"It can't have been anything on the, when the message was sent, in transit, because that's end-to-end encrypted on WhatsApp," Clegg said.

As a reminder, the allegation is that the Saudi Crown Prince, Mohammad bin Salman, sent a message to Amazon's CEO using WhatsApp. That message included a relatively small video file that contained malware that was used to access the contents on the iPhone.

Security vulnerabilities in WhatsApp have been widely reported in the past, including in this column. In fact, in 2019, security researchers disclosed a flaw that would allow a hacker to take control of your device using a video file sent in a chat message. Sounds familiar. 

Which is why it's strange that a Facebook executive would be going to such lengths to try to dismiss the idea that someone actually took advantage of a vulnerability that WhatsApp itself has already acknowledged was an issue and issued a fix. It's even more confusing that he attempted to pass the blame to Apple.

In fact, it appears Clegg is unsure about how end-to-end encryption works, and why that's pretty much irrelevant in this case. Encryption keeps WhatsApp message secure as they travel from device to device, protecting their content from prying eyes. If, however, one of those messages contains malware, that software can certainly cause other issues.

In this case, for example, it appears that the video file flaw allowed an attacker to access messages and files contained within WhatsApp and send them back to the attacker. Encryption has nothing to do with it, and doesn't protect against this sort of hack.
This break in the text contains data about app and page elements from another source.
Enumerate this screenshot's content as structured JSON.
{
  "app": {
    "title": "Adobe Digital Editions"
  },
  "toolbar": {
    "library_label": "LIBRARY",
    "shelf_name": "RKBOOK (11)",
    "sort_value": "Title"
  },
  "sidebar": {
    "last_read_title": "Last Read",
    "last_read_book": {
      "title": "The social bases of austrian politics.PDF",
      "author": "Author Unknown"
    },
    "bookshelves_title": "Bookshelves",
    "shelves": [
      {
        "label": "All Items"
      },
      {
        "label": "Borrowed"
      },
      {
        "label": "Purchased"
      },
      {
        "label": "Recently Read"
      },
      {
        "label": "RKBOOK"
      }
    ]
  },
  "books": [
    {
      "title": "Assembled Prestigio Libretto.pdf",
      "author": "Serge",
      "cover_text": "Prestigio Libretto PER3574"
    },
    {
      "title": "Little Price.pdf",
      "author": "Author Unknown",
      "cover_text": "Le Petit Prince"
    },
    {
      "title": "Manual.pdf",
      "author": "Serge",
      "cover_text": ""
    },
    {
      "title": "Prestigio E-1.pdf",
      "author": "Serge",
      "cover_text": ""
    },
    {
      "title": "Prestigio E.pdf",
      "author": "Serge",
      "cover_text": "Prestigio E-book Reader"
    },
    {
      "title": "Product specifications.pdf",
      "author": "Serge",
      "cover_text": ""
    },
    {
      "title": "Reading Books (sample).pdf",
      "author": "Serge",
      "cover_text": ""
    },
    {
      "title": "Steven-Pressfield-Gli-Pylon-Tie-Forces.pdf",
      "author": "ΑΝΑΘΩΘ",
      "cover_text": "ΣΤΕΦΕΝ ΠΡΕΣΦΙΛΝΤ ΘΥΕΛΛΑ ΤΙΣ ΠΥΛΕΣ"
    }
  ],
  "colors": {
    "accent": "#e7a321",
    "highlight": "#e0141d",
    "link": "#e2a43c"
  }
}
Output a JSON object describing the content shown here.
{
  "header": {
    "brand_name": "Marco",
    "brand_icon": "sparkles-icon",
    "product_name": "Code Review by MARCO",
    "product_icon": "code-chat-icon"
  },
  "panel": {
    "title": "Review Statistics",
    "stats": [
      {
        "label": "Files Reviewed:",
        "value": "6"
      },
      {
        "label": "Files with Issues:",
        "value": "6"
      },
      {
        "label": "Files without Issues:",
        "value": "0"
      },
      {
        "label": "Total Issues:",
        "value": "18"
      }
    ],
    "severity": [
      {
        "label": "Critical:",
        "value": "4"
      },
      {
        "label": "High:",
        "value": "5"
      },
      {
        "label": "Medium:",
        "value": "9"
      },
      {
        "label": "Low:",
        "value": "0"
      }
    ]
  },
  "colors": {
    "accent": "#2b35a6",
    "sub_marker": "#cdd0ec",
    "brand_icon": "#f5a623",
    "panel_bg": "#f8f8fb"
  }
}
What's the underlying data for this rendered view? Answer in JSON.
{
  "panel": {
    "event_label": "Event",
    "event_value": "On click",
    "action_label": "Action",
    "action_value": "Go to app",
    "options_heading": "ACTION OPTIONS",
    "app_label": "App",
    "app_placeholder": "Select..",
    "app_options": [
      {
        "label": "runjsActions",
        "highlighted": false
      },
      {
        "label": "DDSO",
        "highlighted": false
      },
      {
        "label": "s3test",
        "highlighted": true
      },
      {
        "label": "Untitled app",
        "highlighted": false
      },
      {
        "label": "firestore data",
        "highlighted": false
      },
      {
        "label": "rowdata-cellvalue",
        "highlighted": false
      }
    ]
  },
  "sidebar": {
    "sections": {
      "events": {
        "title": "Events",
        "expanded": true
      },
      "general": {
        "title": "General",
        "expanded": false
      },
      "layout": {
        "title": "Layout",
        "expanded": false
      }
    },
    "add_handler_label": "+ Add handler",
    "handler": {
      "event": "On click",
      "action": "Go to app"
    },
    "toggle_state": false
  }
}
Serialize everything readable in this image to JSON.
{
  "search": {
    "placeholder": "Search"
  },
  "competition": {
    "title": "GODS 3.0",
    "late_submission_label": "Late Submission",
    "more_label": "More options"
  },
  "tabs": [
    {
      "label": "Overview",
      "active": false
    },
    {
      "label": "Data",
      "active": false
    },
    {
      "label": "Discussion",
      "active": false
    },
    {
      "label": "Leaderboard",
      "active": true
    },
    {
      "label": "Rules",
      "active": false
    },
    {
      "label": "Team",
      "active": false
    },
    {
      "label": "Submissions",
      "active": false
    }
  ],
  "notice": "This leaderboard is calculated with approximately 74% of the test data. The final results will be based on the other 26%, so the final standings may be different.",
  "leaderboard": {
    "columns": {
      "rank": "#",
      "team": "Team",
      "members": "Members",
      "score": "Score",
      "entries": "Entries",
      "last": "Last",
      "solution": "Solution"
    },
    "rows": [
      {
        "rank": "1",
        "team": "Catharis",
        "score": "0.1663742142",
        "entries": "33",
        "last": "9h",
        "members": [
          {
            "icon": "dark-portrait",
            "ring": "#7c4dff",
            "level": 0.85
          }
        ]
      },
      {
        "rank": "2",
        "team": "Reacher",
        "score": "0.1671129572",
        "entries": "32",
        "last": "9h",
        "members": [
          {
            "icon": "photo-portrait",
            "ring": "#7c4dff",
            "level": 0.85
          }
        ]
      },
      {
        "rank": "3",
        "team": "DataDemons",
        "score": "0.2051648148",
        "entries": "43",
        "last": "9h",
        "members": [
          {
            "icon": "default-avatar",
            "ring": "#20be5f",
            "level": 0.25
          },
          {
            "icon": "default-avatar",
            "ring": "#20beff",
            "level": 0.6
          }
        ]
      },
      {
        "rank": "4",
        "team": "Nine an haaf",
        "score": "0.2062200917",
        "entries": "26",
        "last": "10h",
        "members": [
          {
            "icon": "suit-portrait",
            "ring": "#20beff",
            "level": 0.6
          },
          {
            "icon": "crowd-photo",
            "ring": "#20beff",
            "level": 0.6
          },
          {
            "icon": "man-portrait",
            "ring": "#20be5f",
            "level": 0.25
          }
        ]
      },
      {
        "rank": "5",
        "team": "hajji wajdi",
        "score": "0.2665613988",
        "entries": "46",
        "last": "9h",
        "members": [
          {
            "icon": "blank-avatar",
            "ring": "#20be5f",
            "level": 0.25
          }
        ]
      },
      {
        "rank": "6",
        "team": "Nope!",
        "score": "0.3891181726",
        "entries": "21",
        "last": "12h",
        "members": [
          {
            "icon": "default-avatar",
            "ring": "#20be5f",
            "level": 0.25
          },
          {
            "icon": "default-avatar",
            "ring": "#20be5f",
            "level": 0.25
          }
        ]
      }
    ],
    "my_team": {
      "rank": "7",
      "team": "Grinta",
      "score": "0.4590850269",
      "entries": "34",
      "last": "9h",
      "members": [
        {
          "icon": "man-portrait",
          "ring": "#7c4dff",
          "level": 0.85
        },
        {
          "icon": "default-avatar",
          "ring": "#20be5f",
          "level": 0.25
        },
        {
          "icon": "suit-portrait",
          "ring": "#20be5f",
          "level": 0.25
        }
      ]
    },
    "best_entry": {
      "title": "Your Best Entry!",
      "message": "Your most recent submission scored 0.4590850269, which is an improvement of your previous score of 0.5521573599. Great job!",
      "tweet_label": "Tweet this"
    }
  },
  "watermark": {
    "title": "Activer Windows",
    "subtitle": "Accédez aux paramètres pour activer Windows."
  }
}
Clearly Facebook is feeling the pressure with this attack. That makes sense when you consider it involves the world's richest man, the Crown Prince of Saudi Arabia, and the company's wildly popular "secure" messaging platform. Earlier in the week, another Facebook executive passed the blame to "the potential underlying vulnerabilities that exist on the actual operating systems on phones," in an interview on Bloomberg TV.

Apple, for its part, declined to comment.